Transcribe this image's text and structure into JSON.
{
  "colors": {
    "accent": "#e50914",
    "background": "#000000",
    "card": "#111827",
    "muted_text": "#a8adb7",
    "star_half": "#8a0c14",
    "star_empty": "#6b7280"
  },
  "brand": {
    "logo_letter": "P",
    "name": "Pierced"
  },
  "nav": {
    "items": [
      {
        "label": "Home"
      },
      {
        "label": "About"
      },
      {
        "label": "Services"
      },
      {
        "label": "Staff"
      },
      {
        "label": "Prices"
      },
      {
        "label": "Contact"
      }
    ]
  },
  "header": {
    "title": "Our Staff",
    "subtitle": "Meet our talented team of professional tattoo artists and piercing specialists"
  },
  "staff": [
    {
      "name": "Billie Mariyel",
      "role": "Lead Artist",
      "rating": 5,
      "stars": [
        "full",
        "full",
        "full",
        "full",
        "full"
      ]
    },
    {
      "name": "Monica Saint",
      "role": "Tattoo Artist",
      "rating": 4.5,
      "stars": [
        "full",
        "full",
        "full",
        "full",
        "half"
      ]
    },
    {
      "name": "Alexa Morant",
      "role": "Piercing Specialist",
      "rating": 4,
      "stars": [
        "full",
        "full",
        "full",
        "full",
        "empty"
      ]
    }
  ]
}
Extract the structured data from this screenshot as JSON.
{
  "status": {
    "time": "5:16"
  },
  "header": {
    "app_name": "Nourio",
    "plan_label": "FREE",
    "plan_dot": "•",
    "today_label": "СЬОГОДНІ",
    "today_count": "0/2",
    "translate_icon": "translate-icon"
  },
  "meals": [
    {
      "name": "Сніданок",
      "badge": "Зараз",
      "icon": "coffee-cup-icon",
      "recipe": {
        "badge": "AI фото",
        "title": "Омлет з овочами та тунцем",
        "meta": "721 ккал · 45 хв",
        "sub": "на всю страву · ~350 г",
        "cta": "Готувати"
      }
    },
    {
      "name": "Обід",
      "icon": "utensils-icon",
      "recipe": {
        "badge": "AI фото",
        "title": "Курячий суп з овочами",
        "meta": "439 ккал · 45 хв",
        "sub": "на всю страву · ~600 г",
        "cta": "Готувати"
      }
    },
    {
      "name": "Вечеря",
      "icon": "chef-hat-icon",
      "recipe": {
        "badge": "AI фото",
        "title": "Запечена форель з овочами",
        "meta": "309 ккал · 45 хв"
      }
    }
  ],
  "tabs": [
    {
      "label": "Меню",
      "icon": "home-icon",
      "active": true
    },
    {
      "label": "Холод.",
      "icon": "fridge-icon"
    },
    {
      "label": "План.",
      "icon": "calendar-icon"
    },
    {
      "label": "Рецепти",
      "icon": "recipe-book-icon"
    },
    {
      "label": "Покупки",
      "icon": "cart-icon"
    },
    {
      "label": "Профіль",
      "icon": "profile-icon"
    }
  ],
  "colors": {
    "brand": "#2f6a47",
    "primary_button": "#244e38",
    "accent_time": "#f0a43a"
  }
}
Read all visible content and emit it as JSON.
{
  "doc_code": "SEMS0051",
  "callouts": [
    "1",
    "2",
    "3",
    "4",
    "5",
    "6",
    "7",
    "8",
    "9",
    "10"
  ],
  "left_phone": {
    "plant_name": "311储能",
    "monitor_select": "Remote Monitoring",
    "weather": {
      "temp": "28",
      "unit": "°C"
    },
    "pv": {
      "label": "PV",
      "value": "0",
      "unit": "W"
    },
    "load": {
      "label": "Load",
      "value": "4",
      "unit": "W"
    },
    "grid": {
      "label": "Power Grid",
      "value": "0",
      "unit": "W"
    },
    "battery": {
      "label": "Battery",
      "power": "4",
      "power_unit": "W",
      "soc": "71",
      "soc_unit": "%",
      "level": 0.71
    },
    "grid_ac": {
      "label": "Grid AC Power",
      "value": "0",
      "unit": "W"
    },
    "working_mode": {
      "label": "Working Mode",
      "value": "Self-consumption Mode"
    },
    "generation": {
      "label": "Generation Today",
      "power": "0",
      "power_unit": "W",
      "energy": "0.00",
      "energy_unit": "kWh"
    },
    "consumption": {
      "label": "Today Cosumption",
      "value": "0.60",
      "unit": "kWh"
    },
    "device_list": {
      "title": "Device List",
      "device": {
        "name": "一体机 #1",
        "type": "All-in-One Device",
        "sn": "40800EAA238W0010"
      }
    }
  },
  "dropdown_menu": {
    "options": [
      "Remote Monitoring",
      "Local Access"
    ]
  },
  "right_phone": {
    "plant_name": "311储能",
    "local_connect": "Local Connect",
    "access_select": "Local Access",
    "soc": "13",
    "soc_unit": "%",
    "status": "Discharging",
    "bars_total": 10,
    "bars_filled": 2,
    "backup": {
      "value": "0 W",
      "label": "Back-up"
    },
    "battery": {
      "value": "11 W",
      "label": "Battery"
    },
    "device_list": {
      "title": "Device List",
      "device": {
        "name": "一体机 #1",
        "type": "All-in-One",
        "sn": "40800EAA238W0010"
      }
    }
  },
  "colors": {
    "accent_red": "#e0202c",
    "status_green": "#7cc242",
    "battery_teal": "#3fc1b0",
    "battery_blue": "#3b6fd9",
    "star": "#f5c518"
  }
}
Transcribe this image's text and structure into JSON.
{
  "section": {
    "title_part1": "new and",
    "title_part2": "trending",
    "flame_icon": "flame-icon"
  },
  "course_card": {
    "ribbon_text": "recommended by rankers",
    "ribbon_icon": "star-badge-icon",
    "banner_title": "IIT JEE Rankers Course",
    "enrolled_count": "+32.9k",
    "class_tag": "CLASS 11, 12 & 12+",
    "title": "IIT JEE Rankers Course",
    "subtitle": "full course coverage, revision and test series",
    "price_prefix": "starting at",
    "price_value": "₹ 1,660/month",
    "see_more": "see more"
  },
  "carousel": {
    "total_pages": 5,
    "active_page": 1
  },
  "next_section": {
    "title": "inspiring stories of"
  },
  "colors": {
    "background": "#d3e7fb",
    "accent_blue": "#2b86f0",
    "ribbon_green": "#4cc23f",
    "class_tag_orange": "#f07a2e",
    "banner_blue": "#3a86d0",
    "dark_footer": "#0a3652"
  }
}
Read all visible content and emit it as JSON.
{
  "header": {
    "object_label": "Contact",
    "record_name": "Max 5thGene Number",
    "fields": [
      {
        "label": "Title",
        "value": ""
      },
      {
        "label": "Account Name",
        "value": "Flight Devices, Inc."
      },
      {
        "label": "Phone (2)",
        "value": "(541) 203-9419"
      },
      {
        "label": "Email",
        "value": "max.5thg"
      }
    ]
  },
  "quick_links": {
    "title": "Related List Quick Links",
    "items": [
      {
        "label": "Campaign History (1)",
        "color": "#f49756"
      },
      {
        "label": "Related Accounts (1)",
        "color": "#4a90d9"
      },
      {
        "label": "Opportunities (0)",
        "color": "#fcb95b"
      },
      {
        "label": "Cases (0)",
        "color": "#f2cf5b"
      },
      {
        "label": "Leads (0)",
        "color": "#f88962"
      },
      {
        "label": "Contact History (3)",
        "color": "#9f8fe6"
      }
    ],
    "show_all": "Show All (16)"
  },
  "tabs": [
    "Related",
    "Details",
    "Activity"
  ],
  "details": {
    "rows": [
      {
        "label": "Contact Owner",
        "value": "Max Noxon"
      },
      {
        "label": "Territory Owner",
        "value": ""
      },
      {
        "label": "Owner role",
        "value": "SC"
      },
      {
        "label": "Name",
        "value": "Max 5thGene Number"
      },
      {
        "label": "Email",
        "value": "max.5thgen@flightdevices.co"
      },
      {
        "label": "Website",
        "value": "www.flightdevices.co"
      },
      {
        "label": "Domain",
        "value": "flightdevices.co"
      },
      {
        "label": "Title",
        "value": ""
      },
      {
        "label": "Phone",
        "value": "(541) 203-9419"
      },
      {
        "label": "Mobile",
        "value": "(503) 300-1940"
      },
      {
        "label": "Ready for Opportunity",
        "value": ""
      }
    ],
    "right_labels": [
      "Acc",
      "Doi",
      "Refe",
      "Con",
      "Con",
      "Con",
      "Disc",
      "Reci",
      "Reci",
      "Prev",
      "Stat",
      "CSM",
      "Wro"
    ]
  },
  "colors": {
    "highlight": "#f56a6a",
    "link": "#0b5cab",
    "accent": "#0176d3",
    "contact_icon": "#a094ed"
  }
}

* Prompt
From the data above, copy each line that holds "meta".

* Answer for this exercise
        "meta": "721 ккал · 45 хв",
        "meta": "439 ккал · 45 хв",
        "meta": "309 ккал · 45 хв"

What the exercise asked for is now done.